Exercise prompt >>
When counting, include every line of the data that holds "Explorer", then state the total alone.
*** Provided material Section Begins ***
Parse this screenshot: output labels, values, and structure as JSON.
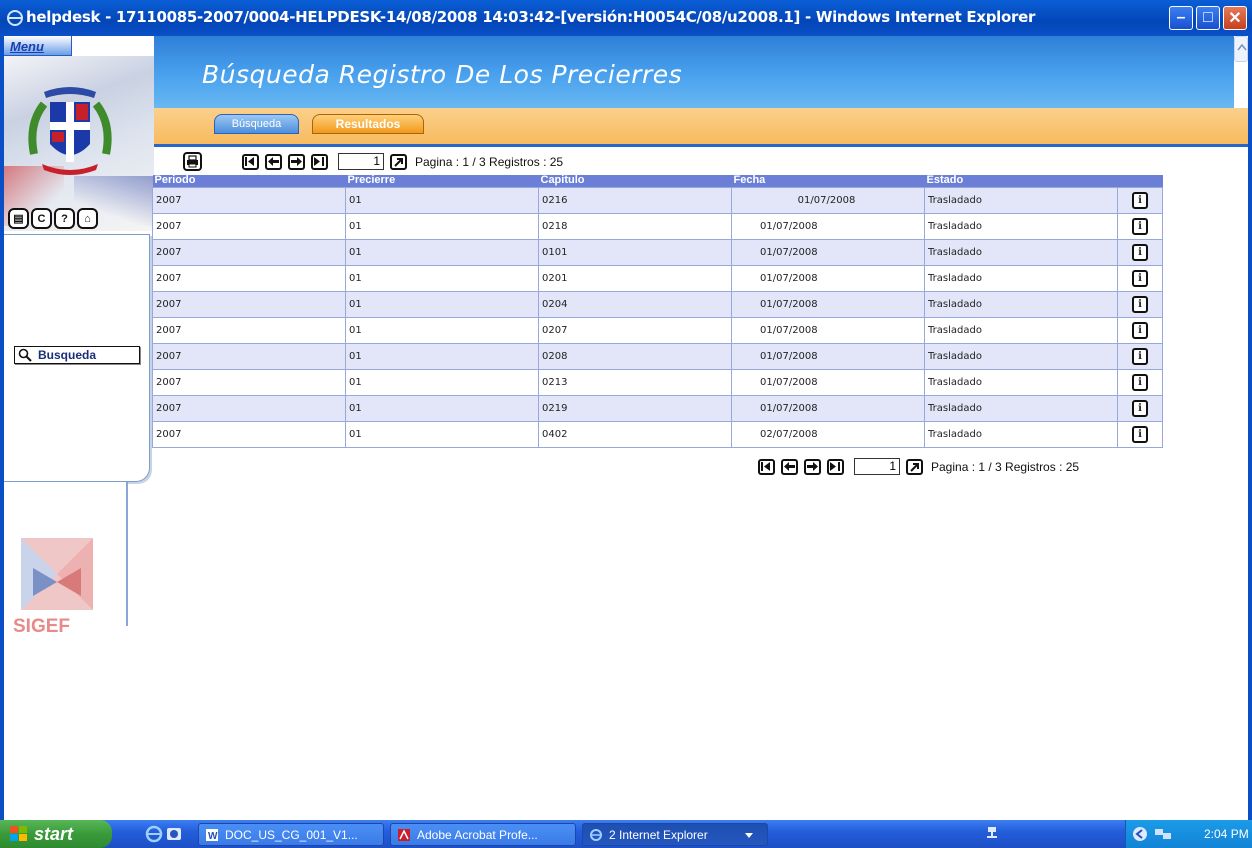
{
  "window": {
    "title": "helpdesk - 17110085-2007/0004-HELPDESK-14/08/2008 14:03:42-[versión:H0054C/08/u2008.1] - Windows Internet Explorer"
  },
  "sidebar": {
    "menu_label": "Menu",
    "logo_text": "SIGEF",
    "search_button": "Busqueda",
    "icons": [
      "document-icon",
      "refresh-icon",
      "help-icon",
      "home-icon"
    ]
  },
  "header": {
    "title": "Búsqueda Registro De Los Precierres"
  },
  "tabs": [
    {
      "label": "Búsqueda",
      "active": false
    },
    {
      "label": "Resultados",
      "active": true
    }
  ],
  "pager": {
    "page_input": "1",
    "status": "Pagina : 1 / 3 Registros : 25"
  },
  "table": {
    "headers": [
      "Periodo",
      "Precierre",
      "Capitulo",
      "Fecha",
      "Estado"
    ],
    "rows": [
      {
        "periodo": "2007",
        "precierre": "01",
        "capitulo": "0216",
        "fecha": "01/07/2008",
        "estado": "Trasladado"
      },
      {
        "periodo": "2007",
        "precierre": "01",
        "capitulo": "0218",
        "fecha": "01/07/2008",
        "estado": "Trasladado"
      },
      {
        "periodo": "2007",
        "precierre": "01",
        "capitulo": "0101",
        "fecha": "01/07/2008",
        "estado": "Trasladado"
      },
      {
        "periodo": "2007",
        "precierre": "01",
        "capitulo": "0201",
        "fecha": "01/07/2008",
        "estado": "Trasladado"
      },
      {
        "periodo": "2007",
        "precierre": "01",
        "capitulo": "0204",
        "fecha": "01/07/2008",
        "estado": "Trasladado"
      },
      {
        "periodo": "2007",
        "precierre": "01",
        "capitulo": "0207",
        "fecha": "01/07/2008",
        "estado": "Trasladado"
      },
      {
        "periodo": "2007",
        "precierre": "01",
        "capitulo": "0208",
        "fecha": "01/07/2008",
        "estado": "Trasladado"
      },
      {
        "periodo": "2007",
        "precierre": "01",
        "capitulo": "0213",
        "fecha": "01/07/2008",
        "estado": "Trasladado"
      },
      {
        "periodo": "2007",
        "precierre": "01",
        "capitulo": "0219",
        "fecha": "01/07/2008",
        "estado": "Trasladado"
      },
      {
        "periodo": "2007",
        "precierre": "01",
        "capitulo": "0402",
        "fecha": "02/07/2008",
        "estado": "Trasladado"
      }
    ],
    "info_icon": "i"
  },
  "taskbar": {
    "start_label": "start",
    "tasks": [
      {
        "label": "DOC_US_CG_001_V1...",
        "icon": "word-icon"
      },
      {
        "label": "Adobe Acrobat Profe...",
        "icon": "acrobat-icon"
      },
      {
        "label": "2 Internet Explorer",
        "icon": "ie-icon"
      }
    ],
    "clock": "2:04 PM"
  },
  "colors": {
    "header_blue": "#4aa2ee",
    "tab_orange": "#f7b95b",
    "table_header": "#6b7fd6",
    "row_alt": "#e2e6f8",
    "title_bar": "#0a5ed6",
    "taskbar": "#245edb",
    "start_green": "#3a9a3a"
  }
}
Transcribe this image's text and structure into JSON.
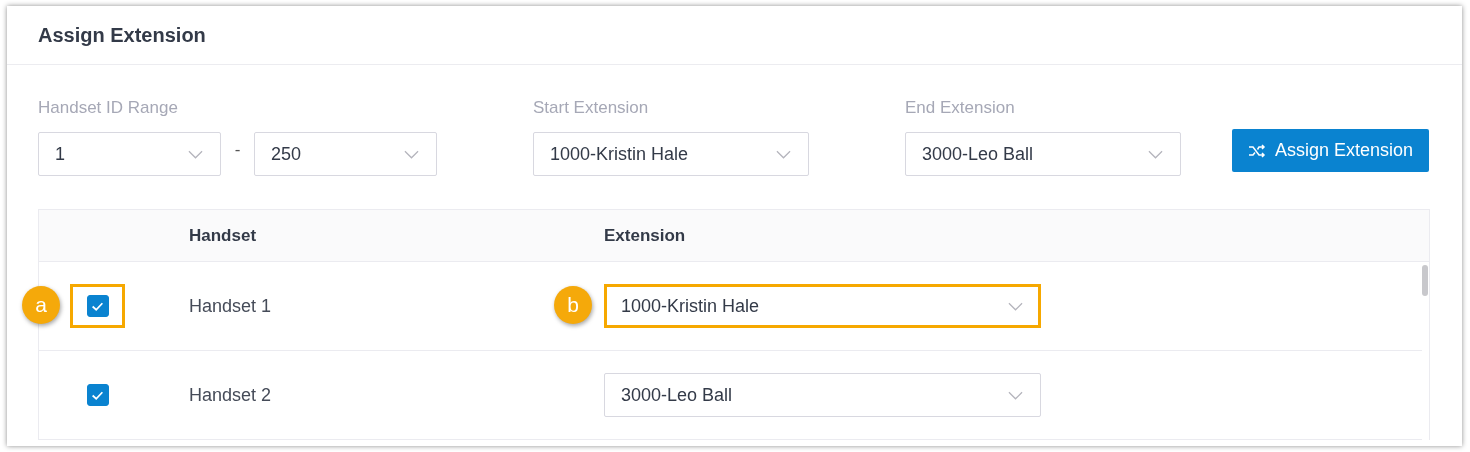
{
  "title": "Assign Extension",
  "filters": {
    "handset_id_range": {
      "label": "Handset ID Range",
      "from": "1",
      "separator": "-",
      "to": "250"
    },
    "start_extension": {
      "label": "Start Extension",
      "value": "1000-Kristin Hale"
    },
    "end_extension": {
      "label": "End Extension",
      "value": "3000-Leo Ball"
    }
  },
  "assign_button": "Assign Extension",
  "table": {
    "columns": [
      "Handset",
      "Extension"
    ],
    "rows": [
      {
        "checked": true,
        "handset": "Handset 1",
        "extension": "1000-Kristin Hale",
        "checkbox_highlighted": true,
        "checkbox_callout": "a",
        "extension_highlighted": true,
        "extension_callout": "b"
      },
      {
        "checked": true,
        "handset": "Handset 2",
        "extension": "3000-Leo Ball",
        "checkbox_highlighted": false,
        "extension_highlighted": false
      }
    ]
  }
}
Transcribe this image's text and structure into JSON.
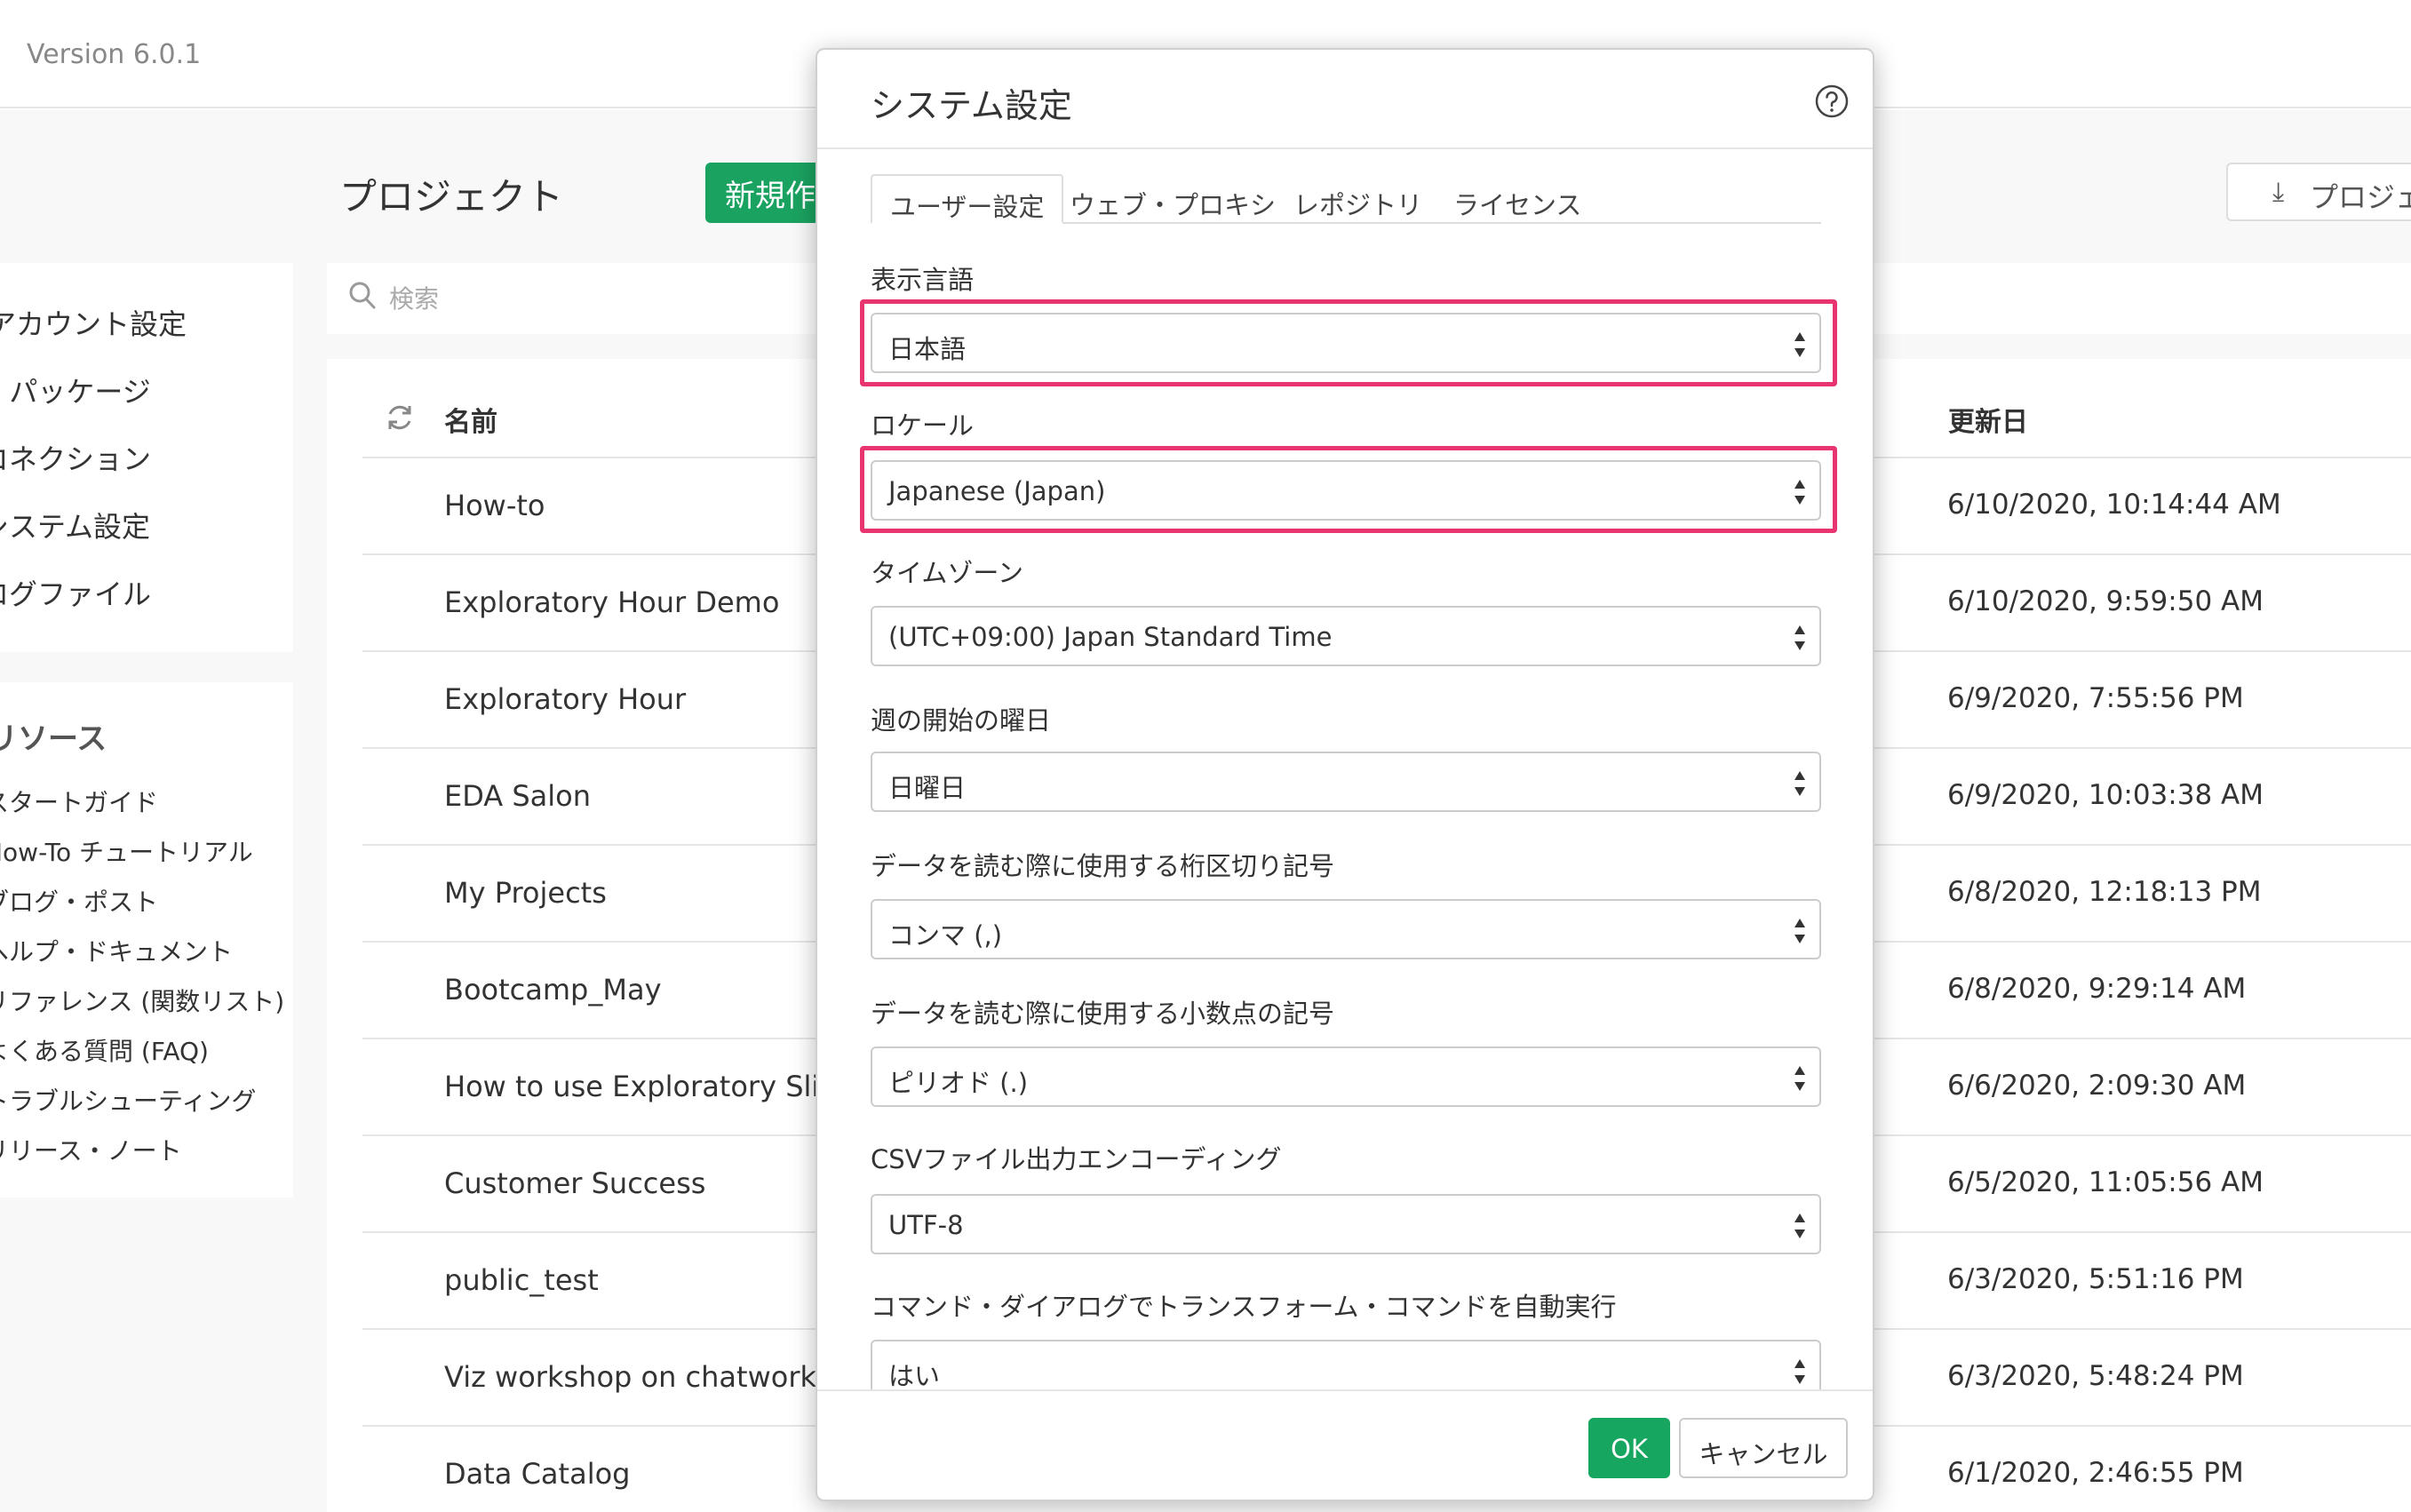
{
  "app": {
    "version": "Version 6.0.1"
  },
  "sidebar": {
    "menu": [
      "アカウント設定",
      "R パッケージ",
      "コネクション",
      "システム設定",
      "ログファイル"
    ],
    "resources_title": "リソース",
    "resources": [
      "スタートガイド",
      "How-To チュートリアル",
      "ブログ・ポスト",
      "ヘルプ・ドキュメント",
      "リファレンス (関数リスト)",
      "よくある質問 (FAQ)",
      "トラブルシューティング",
      "リリース・ノート"
    ]
  },
  "projects": {
    "title": "プロジェクト",
    "new_label": "新規作成",
    "export_label": "プロジェクト",
    "search_placeholder": "検索",
    "col_name": "名前",
    "col_updated": "更新日",
    "rows": [
      {
        "name": "How-to",
        "updated": "6/10/2020, 10:14:44 AM"
      },
      {
        "name": "Exploratory Hour Demo",
        "updated": "6/10/2020, 9:59:50 AM"
      },
      {
        "name": "Exploratory Hour",
        "updated": "6/9/2020, 7:55:56 PM"
      },
      {
        "name": "EDA Salon",
        "updated": "6/9/2020, 10:03:38 AM"
      },
      {
        "name": "My Projects",
        "updated": "6/8/2020, 12:18:13 PM"
      },
      {
        "name": "Bootcamp_May",
        "updated": "6/8/2020, 9:29:14 AM"
      },
      {
        "name": "How to use Exploratory Slides",
        "updated": "6/6/2020, 2:09:30 AM"
      },
      {
        "name": "Customer Success",
        "updated": "6/5/2020, 11:05:56 AM"
      },
      {
        "name": "public_test",
        "updated": "6/3/2020, 5:51:16 PM"
      },
      {
        "name": "Viz workshop on chatwork",
        "updated": "6/3/2020, 5:48:24 PM"
      },
      {
        "name": "Data Catalog",
        "updated": "6/1/2020, 2:46:55 PM"
      }
    ]
  },
  "modal": {
    "title": "システム設定",
    "tabs": [
      "ユーザー設定",
      "ウェブ・プロキシ",
      "レポジトリ",
      "ライセンス"
    ],
    "active_tab": 0,
    "fields": [
      {
        "label": "表示言語",
        "value": "日本語"
      },
      {
        "label": "ロケール",
        "value": "Japanese (Japan)"
      },
      {
        "label": "タイムゾーン",
        "value": "(UTC+09:00) Japan Standard Time"
      },
      {
        "label": "週の開始の曜日",
        "value": "日曜日"
      },
      {
        "label": "データを読む際に使用する桁区切り記号",
        "value": "コンマ (,)"
      },
      {
        "label": "データを読む際に使用する小数点の記号",
        "value": "ピリオド (.)"
      },
      {
        "label": "CSVファイル出力エンコーディング",
        "value": "UTF-8"
      },
      {
        "label": "コマンド・ダイアログでトランスフォーム・コマンドを自動実行",
        "value": "はい"
      }
    ],
    "ok_label": "OK",
    "cancel_label": "キャンセル"
  },
  "colors": {
    "accent_green": "#1aa260",
    "highlight_pink": "#e83570"
  }
}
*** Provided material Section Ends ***
Answer for this exercise >>
2